Before a crowd of about 200 supporters, radio talk-show host and two-time presidential candidate Alan Keyes claimed that an erosion of America’s moral foundation was leading the nation toward a crisis, one that could soon determine the fate of both the U.S. Constitution and Americans’ basic freedoms. To avoid such a future, Keyes said Dewey Crepeau, a Columbia native, should be the one to replace Jay Nixon as the state’s attorney general.
Crepeau worked on Keyes’ 1996 bid for the presidency. Now Keyes is supporting Crepeau. Their similar views were one reason Crepeau gave for his choice of Keyes for his keynote speech; both referred to each other as men of honesty and integrity.
Keyes said he had, over the course of his career, spent a considerable amount of time figuring out what it is that makes freedom in America work. Freedom, he said, depends on a solid moral foundation.
Keyes went on to describe several issues he said evidenced a wearing away of that foundation. First, he criticized the Patriot Act as an invasion of civil liberties and warned it would be in the context of the war on terror that an agent of tyranny would be brought to power.

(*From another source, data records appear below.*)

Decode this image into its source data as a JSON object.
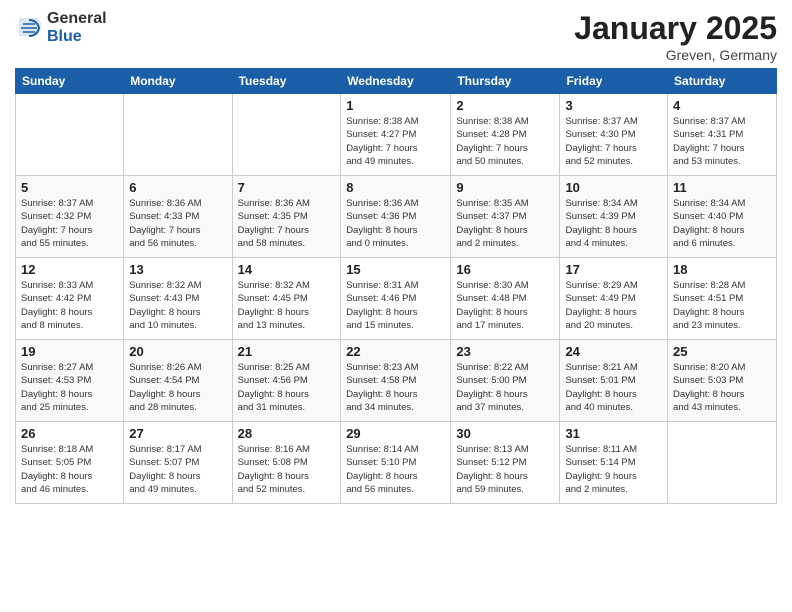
{
  "logo": {
    "general": "General",
    "blue": "Blue"
  },
  "header": {
    "month": "January 2025",
    "location": "Greven, Germany"
  },
  "weekdays": [
    "Sunday",
    "Monday",
    "Tuesday",
    "Wednesday",
    "Thursday",
    "Friday",
    "Saturday"
  ],
  "weeks": [
    [
      {
        "day": "",
        "info": ""
      },
      {
        "day": "",
        "info": ""
      },
      {
        "day": "",
        "info": ""
      },
      {
        "day": "1",
        "info": "Sunrise: 8:38 AM\nSunset: 4:27 PM\nDaylight: 7 hours\nand 49 minutes."
      },
      {
        "day": "2",
        "info": "Sunrise: 8:38 AM\nSunset: 4:28 PM\nDaylight: 7 hours\nand 50 minutes."
      },
      {
        "day": "3",
        "info": "Sunrise: 8:37 AM\nSunset: 4:30 PM\nDaylight: 7 hours\nand 52 minutes."
      },
      {
        "day": "4",
        "info": "Sunrise: 8:37 AM\nSunset: 4:31 PM\nDaylight: 7 hours\nand 53 minutes."
      }
    ],
    [
      {
        "day": "5",
        "info": "Sunrise: 8:37 AM\nSunset: 4:32 PM\nDaylight: 7 hours\nand 55 minutes."
      },
      {
        "day": "6",
        "info": "Sunrise: 8:36 AM\nSunset: 4:33 PM\nDaylight: 7 hours\nand 56 minutes."
      },
      {
        "day": "7",
        "info": "Sunrise: 8:36 AM\nSunset: 4:35 PM\nDaylight: 7 hours\nand 58 minutes."
      },
      {
        "day": "8",
        "info": "Sunrise: 8:36 AM\nSunset: 4:36 PM\nDaylight: 8 hours\nand 0 minutes."
      },
      {
        "day": "9",
        "info": "Sunrise: 8:35 AM\nSunset: 4:37 PM\nDaylight: 8 hours\nand 2 minutes."
      },
      {
        "day": "10",
        "info": "Sunrise: 8:34 AM\nSunset: 4:39 PM\nDaylight: 8 hours\nand 4 minutes."
      },
      {
        "day": "11",
        "info": "Sunrise: 8:34 AM\nSunset: 4:40 PM\nDaylight: 8 hours\nand 6 minutes."
      }
    ],
    [
      {
        "day": "12",
        "info": "Sunrise: 8:33 AM\nSunset: 4:42 PM\nDaylight: 8 hours\nand 8 minutes."
      },
      {
        "day": "13",
        "info": "Sunrise: 8:32 AM\nSunset: 4:43 PM\nDaylight: 8 hours\nand 10 minutes."
      },
      {
        "day": "14",
        "info": "Sunrise: 8:32 AM\nSunset: 4:45 PM\nDaylight: 8 hours\nand 13 minutes."
      },
      {
        "day": "15",
        "info": "Sunrise: 8:31 AM\nSunset: 4:46 PM\nDaylight: 8 hours\nand 15 minutes."
      },
      {
        "day": "16",
        "info": "Sunrise: 8:30 AM\nSunset: 4:48 PM\nDaylight: 8 hours\nand 17 minutes."
      },
      {
        "day": "17",
        "info": "Sunrise: 8:29 AM\nSunset: 4:49 PM\nDaylight: 8 hours\nand 20 minutes."
      },
      {
        "day": "18",
        "info": "Sunrise: 8:28 AM\nSunset: 4:51 PM\nDaylight: 8 hours\nand 23 minutes."
      }
    ],
    [
      {
        "day": "19",
        "info": "Sunrise: 8:27 AM\nSunset: 4:53 PM\nDaylight: 8 hours\nand 25 minutes."
      },
      {
        "day": "20",
        "info": "Sunrise: 8:26 AM\nSunset: 4:54 PM\nDaylight: 8 hours\nand 28 minutes."
      },
      {
        "day": "21",
        "info": "Sunrise: 8:25 AM\nSunset: 4:56 PM\nDaylight: 8 hours\nand 31 minutes."
      },
      {
        "day": "22",
        "info": "Sunrise: 8:23 AM\nSunset: 4:58 PM\nDaylight: 8 hours\nand 34 minutes."
      },
      {
        "day": "23",
        "info": "Sunrise: 8:22 AM\nSunset: 5:00 PM\nDaylight: 8 hours\nand 37 minutes."
      },
      {
        "day": "24",
        "info": "Sunrise: 8:21 AM\nSunset: 5:01 PM\nDaylight: 8 hours\nand 40 minutes."
      },
      {
        "day": "25",
        "info": "Sunrise: 8:20 AM\nSunset: 5:03 PM\nDaylight: 8 hours\nand 43 minutes."
      }
    ],
    [
      {
        "day": "26",
        "info": "Sunrise: 8:18 AM\nSunset: 5:05 PM\nDaylight: 8 hours\nand 46 minutes."
      },
      {
        "day": "27",
        "info": "Sunrise: 8:17 AM\nSunset: 5:07 PM\nDaylight: 8 hours\nand 49 minutes."
      },
      {
        "day": "28",
        "info": "Sunrise: 8:16 AM\nSunset: 5:08 PM\nDaylight: 8 hours\nand 52 minutes."
      },
      {
        "day": "29",
        "info": "Sunrise: 8:14 AM\nSunset: 5:10 PM\nDaylight: 8 hours\nand 56 minutes."
      },
      {
        "day": "30",
        "info": "Sunrise: 8:13 AM\nSunset: 5:12 PM\nDaylight: 8 hours\nand 59 minutes."
      },
      {
        "day": "31",
        "info": "Sunrise: 8:11 AM\nSunset: 5:14 PM\nDaylight: 9 hours\nand 2 minutes."
      },
      {
        "day": "",
        "info": ""
      }
    ]
  ]
}
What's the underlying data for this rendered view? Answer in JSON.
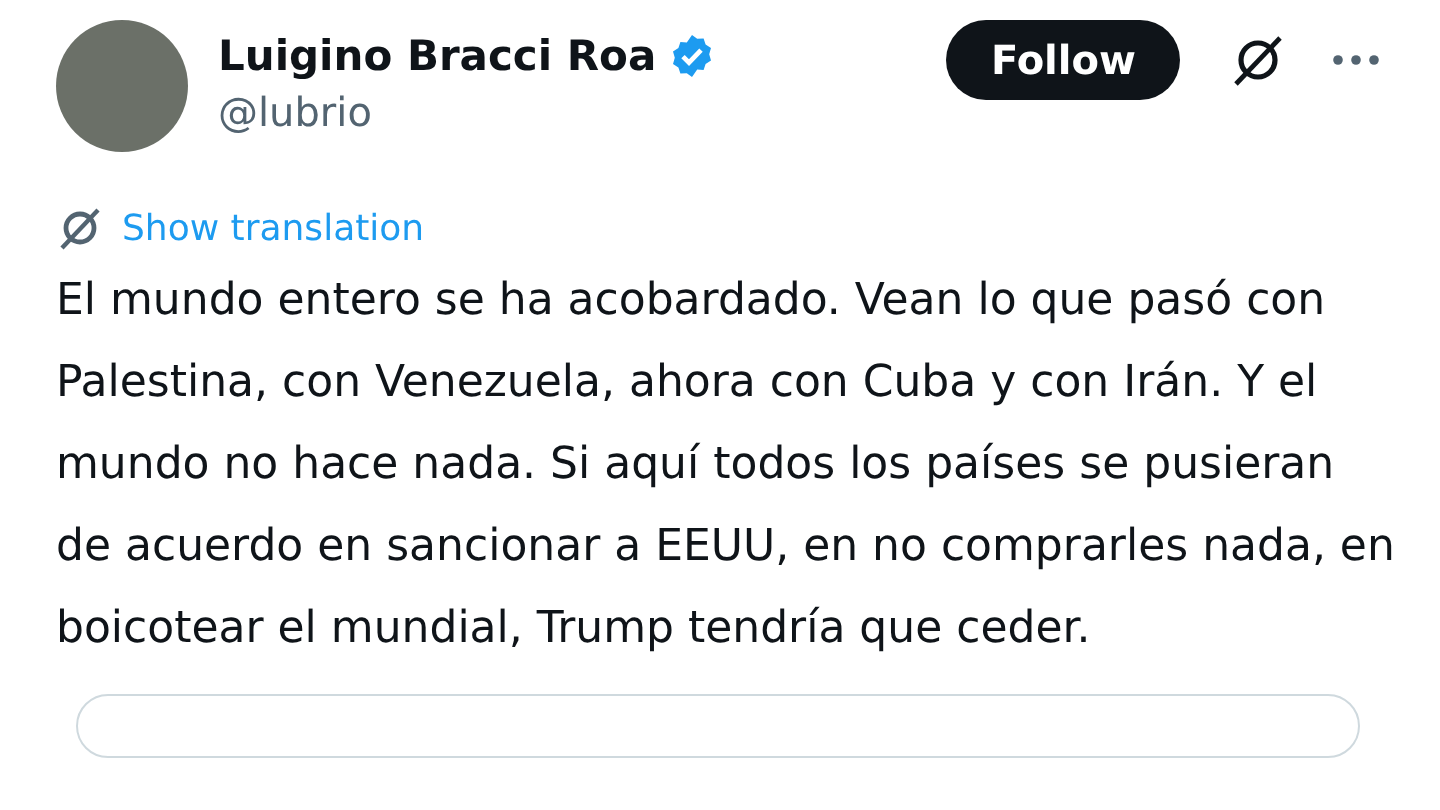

He said that while he thought President Bush and Attorney General John Ashcroft have administered the provisions of the Patriot Act responsibly, he could not imagine what might happen if someone more liberal were given the authority outlined in the act.
Carrying on the discussion of the war on terror, Keyes said that what separates the United States and those who attacked it on Sept. 11, 2001, is the “cold-hearted disregard for human life” they showed in deliberately selecting civilian targets.
“That’s what makes them terrorists,” he said.
Expanding upon that argument, Keyes moved into a discussion of issues with which he is most frequently associated, abortion and homosexuality. Applying the definition of a terrorist to those who have had abortions, Keyes said that by recklessly disregarding the lives of unborn fetuses, people risk “calling down upon us the unfavor of the Almighty God.”
The selection of Keyes to speak at the fund-raiser is an indicator of the cross section of the constituency Crepeau hopes to court. Regarding the recent decision by the Missouri State Supreme Court to place the proposed gay-marriage amendment on the August ballot, Crepeau said he disagreed, saying he would have ruled more in line with Justice Stephen Limbaugh’s dissenting opinion.